More importantly though, Ian Bolton had a simply astonishing ability to hit a pass. Nigel Callaghan and John Barnes are, without question, automatic first choices in the BSaD All Time Team, in the roles of what we would now call wide midfielders. In those days we simply called them wingers... and boy could they fly! It is no use being a flying winger without the ball, though. This pair of thrilling players could not have done what they did without the unsung assistance of Ian Bolton. Having cleared up an opposition attack he could arrow a pass fully thirty or forty yards, into the space behind the full-back, to where Barnes or Callaghan were already flying.

That trademark diagonal pass, hit at pace and with a low trajectory, was not appreciated by those critics who had collectively written Watford off as a long ball kick-and-rush outfit. The key, of course, was teamwork. If Ian Bolton did not look up before hitting one of those remarkable balls, it's because there was no need to. He knew exactly where Barnes or Callaghan would be and he knew that they both had a first touch that meant they could not only control the ball instantly but take it beyond any defender who might have read the situation. Conversely, both Barnes and Callaghan knew, without having to look back or check their runs, exactly when and where that pass would be delivered. It was Ian Bolton's speed of thought and accuracy of aim that gained them that crucial fraction of a second's advantage over their markers, allowing them to exploit their extraordinary skills to the full. Without Bolton's contributions, they would have found it harder. A lot harder.

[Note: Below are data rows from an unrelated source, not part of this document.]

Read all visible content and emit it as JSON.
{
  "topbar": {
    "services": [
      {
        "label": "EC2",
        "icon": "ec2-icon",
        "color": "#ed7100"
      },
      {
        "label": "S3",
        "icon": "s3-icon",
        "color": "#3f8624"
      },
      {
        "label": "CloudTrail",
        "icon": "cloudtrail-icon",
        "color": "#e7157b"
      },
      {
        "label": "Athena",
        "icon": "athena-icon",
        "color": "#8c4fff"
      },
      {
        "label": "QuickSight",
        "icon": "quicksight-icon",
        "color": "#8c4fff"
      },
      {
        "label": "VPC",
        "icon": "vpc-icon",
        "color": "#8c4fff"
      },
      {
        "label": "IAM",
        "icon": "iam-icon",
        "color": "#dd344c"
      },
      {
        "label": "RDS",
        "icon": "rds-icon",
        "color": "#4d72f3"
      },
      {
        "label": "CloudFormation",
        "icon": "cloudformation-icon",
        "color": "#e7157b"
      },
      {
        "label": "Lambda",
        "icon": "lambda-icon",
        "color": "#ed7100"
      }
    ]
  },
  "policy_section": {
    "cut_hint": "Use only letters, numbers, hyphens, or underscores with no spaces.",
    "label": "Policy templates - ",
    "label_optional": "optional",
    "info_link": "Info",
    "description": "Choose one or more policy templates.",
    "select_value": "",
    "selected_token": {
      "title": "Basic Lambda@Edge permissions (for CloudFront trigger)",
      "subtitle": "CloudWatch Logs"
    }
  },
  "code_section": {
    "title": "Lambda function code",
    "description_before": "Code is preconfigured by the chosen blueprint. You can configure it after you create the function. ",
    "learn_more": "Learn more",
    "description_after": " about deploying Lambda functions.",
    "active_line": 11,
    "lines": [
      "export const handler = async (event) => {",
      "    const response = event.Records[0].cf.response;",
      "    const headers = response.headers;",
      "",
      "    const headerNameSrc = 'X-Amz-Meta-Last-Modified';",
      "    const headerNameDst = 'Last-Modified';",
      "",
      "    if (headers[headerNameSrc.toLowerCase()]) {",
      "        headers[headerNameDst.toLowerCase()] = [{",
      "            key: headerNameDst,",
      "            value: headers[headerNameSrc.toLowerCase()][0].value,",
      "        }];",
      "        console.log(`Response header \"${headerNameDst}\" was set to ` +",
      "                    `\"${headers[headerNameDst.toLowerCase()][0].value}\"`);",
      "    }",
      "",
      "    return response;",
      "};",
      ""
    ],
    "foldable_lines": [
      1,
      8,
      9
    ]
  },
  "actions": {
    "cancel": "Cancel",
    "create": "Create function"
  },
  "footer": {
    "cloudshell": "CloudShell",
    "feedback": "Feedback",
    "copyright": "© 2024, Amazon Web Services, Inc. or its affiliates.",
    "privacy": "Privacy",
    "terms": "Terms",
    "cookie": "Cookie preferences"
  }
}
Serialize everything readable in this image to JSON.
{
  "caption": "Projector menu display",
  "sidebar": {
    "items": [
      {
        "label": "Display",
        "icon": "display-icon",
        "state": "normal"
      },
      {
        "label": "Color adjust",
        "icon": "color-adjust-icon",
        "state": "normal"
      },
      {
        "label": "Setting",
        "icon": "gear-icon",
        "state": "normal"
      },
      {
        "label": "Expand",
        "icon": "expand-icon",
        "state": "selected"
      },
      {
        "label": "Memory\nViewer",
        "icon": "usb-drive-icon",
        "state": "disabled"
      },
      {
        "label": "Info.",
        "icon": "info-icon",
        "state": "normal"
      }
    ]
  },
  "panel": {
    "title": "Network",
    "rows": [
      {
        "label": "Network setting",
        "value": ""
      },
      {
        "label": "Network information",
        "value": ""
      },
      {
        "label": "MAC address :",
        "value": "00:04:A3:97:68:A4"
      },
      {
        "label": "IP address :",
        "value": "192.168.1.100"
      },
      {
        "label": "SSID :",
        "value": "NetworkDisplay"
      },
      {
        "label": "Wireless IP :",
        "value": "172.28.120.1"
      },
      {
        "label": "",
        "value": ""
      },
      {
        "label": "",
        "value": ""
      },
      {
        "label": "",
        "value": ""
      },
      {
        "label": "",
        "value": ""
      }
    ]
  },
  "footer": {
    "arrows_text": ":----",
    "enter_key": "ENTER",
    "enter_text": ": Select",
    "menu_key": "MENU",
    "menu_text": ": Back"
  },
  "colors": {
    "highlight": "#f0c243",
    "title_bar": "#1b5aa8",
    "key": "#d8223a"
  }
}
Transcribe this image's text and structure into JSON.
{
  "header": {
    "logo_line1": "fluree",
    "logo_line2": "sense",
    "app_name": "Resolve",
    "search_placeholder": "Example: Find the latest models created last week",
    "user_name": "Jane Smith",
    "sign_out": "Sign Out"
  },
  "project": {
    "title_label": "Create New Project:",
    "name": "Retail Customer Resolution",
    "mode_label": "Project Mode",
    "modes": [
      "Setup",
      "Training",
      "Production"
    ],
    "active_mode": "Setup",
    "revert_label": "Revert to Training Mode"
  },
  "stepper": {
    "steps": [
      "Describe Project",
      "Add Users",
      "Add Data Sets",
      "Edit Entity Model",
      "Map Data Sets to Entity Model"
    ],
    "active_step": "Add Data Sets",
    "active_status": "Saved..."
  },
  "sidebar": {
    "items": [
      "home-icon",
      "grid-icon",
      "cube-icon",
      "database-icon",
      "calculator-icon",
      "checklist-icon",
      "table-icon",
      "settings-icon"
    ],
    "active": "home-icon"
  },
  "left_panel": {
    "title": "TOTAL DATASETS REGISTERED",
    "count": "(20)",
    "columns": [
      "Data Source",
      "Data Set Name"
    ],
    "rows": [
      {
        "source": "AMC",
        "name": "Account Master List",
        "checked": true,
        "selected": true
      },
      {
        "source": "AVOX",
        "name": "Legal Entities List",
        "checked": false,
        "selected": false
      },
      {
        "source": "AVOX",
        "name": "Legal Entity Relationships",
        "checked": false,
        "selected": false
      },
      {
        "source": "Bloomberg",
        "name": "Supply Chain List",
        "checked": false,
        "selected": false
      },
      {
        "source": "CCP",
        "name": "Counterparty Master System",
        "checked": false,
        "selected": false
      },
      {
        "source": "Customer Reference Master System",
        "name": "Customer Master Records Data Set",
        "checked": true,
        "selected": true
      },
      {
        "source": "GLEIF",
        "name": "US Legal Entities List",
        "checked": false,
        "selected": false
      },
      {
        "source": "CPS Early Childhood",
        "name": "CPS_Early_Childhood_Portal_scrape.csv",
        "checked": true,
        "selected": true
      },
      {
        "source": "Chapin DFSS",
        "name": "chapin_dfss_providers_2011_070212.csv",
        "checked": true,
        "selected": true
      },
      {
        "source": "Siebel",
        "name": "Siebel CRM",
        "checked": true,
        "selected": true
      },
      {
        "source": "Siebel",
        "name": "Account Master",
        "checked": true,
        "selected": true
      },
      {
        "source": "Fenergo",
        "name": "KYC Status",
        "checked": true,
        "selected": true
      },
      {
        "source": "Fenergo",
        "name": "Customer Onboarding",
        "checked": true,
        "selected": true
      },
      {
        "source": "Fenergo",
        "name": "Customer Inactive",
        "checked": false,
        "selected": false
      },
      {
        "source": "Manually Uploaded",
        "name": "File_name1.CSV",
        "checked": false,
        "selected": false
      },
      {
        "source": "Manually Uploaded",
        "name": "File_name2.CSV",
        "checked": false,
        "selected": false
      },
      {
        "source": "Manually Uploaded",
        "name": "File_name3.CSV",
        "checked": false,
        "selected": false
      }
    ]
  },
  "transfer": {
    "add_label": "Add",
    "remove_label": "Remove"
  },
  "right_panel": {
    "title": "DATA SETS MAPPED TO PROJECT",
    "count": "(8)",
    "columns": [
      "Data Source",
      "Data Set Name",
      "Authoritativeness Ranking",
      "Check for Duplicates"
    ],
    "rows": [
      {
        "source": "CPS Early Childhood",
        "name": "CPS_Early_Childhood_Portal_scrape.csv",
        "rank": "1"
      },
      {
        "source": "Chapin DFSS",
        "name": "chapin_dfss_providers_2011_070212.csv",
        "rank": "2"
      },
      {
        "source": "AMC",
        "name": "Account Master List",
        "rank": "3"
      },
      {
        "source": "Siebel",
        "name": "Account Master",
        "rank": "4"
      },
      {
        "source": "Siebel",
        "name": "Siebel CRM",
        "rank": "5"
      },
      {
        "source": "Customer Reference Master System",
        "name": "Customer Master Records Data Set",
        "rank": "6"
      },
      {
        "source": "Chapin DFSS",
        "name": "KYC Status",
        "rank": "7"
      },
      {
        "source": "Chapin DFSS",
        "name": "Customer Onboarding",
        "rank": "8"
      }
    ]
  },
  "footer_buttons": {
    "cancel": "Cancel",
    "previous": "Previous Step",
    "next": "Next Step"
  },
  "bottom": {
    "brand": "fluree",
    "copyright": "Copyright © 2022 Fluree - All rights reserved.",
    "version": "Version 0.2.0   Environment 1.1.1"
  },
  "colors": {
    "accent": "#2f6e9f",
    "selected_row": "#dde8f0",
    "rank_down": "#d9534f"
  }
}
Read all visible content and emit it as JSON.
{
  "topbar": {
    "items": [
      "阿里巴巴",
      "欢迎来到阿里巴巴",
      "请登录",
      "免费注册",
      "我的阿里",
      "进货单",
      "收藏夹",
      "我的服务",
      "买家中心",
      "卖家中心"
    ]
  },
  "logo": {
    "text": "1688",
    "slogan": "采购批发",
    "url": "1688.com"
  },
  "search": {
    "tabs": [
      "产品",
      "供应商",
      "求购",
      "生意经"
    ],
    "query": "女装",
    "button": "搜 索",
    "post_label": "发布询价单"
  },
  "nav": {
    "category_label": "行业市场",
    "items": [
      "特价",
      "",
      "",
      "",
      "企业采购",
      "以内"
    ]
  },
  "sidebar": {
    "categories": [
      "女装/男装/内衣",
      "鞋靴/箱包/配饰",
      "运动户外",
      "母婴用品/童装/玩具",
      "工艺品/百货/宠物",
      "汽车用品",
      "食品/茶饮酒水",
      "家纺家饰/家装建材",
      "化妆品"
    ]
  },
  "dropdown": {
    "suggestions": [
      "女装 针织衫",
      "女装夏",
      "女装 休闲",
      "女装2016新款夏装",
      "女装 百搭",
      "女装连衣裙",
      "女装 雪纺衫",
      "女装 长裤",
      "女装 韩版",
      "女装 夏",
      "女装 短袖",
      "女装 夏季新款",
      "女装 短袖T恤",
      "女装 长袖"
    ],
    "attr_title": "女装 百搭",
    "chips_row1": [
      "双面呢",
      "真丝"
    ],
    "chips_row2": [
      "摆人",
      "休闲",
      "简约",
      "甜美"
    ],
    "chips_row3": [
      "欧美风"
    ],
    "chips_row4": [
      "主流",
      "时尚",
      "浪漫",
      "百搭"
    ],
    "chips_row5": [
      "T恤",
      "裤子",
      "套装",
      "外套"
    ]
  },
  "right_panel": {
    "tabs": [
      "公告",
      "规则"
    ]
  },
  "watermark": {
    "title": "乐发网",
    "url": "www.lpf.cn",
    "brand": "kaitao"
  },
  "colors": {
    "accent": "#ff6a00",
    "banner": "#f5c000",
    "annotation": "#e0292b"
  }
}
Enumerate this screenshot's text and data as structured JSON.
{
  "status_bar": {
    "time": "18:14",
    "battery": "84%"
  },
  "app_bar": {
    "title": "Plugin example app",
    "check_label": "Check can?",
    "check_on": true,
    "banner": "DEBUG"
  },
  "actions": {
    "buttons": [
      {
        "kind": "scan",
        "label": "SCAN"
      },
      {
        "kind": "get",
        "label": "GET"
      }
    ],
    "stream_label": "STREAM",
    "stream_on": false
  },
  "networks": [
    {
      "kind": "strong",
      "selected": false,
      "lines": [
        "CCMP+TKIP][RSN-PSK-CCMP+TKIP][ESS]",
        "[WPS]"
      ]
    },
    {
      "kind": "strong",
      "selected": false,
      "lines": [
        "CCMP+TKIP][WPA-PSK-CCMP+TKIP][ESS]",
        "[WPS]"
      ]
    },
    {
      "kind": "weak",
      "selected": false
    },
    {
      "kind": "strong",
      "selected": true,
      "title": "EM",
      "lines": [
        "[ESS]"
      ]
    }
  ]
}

Graham Taylor has often stated that the best signing he ever made was Ian Bolton. He came from Notts County, for a ludicrously trivial fee in the region of 12.99, arriving with Sam Ellis right at the very beginning of the GT era. Consequently he was there when it started in the Fourth Division on that August day at Stockport in 1977. He was still there when Watford marched into Europe six years later, and featured heroically in the epic victory against Kaiserslautern. That is is one hell of a track record.

Ian Bolton started his Watford career in midfield but it was his displays alongside the two Steves, Terry and Sims, in the heart of defence, that made him such a key figure. Terry and Sims were old fashioned centre-halves, colossal and rock-like, whose job was to be first to the ball. The sleek Bolton functioned more as a sweeper and his alertness and speed made him a vital part of those unforgettable days.

Of course, the mists of twenty years or more make it easy to view the past through a rosy veil of nostalgia. So I will frankly admit that he didn't always hit those balls perfectly. I'm not pretending that he never suffered an off-day. In one match against Rotherham, in the season Watford finally achieved the dream and won promotion to the top flight, he tried to hit one of his 'specials'. He gained possession deep in his own half and moved forwards. Barnes and Callaghan were already anticipating the pass. He launched the ball from the edge of the centre circle, still in his own half, but his aim failed. The two wingers halted their runs, knowing that even they could not reach that one. The ball bounced once...curled high over the keeper....and gently floated into the net, just under the crossbar.

Poetry!